REVIEW: Imagine Online – Modwords presents ‘Identity’
BECAUSE of the times that are in it, Modwordsfest 2020 goes online this year for its fourth festival in a row allowing Waterford writers the opportunity to showcase what they have to offer in the spoken word. Anna Jordan explains the Modwords concept: “the mind of a writer works in different ways to others” and acknowledges that “it can be a struggle sometimes”. That’s why she initiated a spoken word open mic in various venues around the city to “encourage all types of writers to stand up and be terrified but to know that their words matter”.
“All kinds of words splat about our city,” Anna says. “Modwords is a non-funded, non-profit showcase of what our city has to offer.”
‘We may be online this year but performance is still the heart of Modwords’ – Anna Jordan
Focusing mainly on words, Modwords usually happens through open mics, short plays, music, readings, “deadly music, a comedy club and a lot of whatever you’re having yourself. Last year we had two full days of performance writing in various venues around the city,” says Anna.
“We may be online this year but performance is still the heart of Modwords as it sets a quest for identity for its writers. Modwords this year gathers together a collection of writers and musicians from different eras and generations, standing on the same ground pressing our ears with their words of change and melody.”
Identity is the ultimate philosophical question. Who am I?… what am I?… am I me and who is me?… and what part of me is the real me and what part is the assumed and performed me? It’s a good choice for a theme.
Mary O’Donoghue is “a poet and I know it” that is comfortable in the skin of a poet. Mary is witty, quirky, quick and not slow to self-deprecate. I loved the architecture of Mary’s breathless writing with its endless rhymes and clever focus on rhythm that supports her search for identity as a poet who is “nothing if not self-aware”. Socially conscious Evan O’Sullivan raps and gasps against the status quo as he makes “rhymes on how times have changed”, underscored by a soundtrack and backed against a screen of falling images.

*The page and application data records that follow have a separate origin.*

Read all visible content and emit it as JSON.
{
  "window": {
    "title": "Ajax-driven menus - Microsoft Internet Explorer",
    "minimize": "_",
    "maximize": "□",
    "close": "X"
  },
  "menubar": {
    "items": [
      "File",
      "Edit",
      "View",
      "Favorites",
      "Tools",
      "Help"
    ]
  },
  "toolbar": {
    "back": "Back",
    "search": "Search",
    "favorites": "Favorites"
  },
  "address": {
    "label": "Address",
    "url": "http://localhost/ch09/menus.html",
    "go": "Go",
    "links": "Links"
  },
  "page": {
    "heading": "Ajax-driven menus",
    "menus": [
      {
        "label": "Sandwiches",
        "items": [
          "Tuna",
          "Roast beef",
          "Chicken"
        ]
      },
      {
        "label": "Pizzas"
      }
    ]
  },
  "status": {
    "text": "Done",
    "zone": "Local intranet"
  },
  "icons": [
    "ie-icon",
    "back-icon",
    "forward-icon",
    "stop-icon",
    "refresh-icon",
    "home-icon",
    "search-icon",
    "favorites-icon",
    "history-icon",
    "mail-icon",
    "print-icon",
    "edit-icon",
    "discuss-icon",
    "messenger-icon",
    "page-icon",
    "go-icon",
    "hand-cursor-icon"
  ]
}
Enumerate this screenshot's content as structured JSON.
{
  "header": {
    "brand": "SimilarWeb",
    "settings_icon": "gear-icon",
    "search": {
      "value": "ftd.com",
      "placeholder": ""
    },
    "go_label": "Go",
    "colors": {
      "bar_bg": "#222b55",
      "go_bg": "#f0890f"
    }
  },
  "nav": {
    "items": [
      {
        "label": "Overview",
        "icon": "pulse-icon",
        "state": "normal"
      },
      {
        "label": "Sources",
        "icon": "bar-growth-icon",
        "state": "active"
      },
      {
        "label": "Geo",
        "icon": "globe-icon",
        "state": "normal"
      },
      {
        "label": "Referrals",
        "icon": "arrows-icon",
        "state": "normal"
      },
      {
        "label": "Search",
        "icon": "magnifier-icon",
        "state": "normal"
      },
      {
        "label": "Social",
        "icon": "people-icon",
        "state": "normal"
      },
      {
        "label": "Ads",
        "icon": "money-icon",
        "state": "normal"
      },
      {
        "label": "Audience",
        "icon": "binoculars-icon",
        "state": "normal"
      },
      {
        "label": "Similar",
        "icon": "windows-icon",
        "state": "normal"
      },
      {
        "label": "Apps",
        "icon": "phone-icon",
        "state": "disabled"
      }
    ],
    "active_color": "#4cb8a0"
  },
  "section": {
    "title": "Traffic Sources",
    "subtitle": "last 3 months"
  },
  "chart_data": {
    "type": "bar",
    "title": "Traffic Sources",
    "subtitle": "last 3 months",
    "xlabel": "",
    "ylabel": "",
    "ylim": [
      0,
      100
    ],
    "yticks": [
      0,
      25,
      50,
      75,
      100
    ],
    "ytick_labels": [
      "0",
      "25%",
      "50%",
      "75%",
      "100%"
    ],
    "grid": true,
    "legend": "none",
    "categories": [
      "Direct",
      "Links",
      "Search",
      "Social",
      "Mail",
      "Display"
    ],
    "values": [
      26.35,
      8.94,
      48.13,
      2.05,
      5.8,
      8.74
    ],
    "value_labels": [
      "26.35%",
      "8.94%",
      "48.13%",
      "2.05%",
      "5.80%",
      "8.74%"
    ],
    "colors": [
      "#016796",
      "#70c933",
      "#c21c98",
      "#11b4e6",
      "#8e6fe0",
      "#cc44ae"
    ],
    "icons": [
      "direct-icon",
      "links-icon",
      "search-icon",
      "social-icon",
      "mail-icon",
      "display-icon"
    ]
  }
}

The enigmatic Sasha Terfous searches for an identity of what it is to be different in today’s world. This is a very clever exploration of the Eliza Doolittle complex of not quite fitting in – of not being “white enough for white kids and not black enough for black”. Sasha’s final summary booms across the work… “I may not know what it means to be black – but I know what it means to be me!”
Ava Luna’s work is sensual, tender and romantic and combines movement, song and visual image. Elaine Colclough’s thoughtful poem separates the real from the pretended at the point where hurt breaks through and follows up with her own song ‘For the Sun’.
Nade McDermott is fascinated by a 1990s picture of a mother and her twins. In a warm and moving ode to the mother of the picture, Nade combs the separation of identities of one healthy twin and one whose future is to be one of ill-health.
Joanne McCarthy has a cluster of five poems that are diverse and interesting. Topics range from biblical prostitution to the tropical heat of the Moocooboola in Queensland to a plaintive vigil in the Irish poem ‘Airneáin’ that explores the state of void left in those who remain after a loved one.
Mark Atkins is a superb acoustic guitarist and lyricist with a sharp eye for the lyrical beauty of the everyday landscape along the Suir in his folk-song ‘I’ll meet you by the pallins’.
Tony Hennessy’s song ‘No.227 Early Seventies’ is a nostalgic look back on life in St. John’s Park that is well-told through children’s games. Tony’s memories of ‘kick-the-can… pretend showjumping… trollies on the hill… songs and catchphrases’ certainly strikes a chord and is a welcome mellow-warm feel-good interlude in the online programme. Baya Salmon-Hawk is no poet to contend with. Dressed as a crone with a crone’s curse, Baya delights in a gothic storm of dire forecasts and terrifying endings.
Bernadette Phillips is on a search for her own identity spread over the decades of personal and societal change where the only constant is change. Bernadette journeys through questions that, perhaps, were never quite resolved and feels that she speaks “from the margins – one of the forgotten people”.
Paul Dillon is writing and singing about the changing identity of mother and child and wonders, like the Swarbriggs of the seventies, what she would say, ‘If Ma could see me now’.
Stan Phillips is at the other end of the age spectrum and bookends this session with a sage’s understanding of a life lived to the full. A childhood in London as the bombs rained down in the Blitz, evacuation to the countryside where his silent voice struggled to be heard, an adolescent’s search for the mystery and shared experience of love in fifties and sixties Soho. Stan’s identity is Yeats’s unity of dancer and dance.
“And,” as Stan says, “that’s my poetry.”
Modwords is still available online at the Imagine Festival.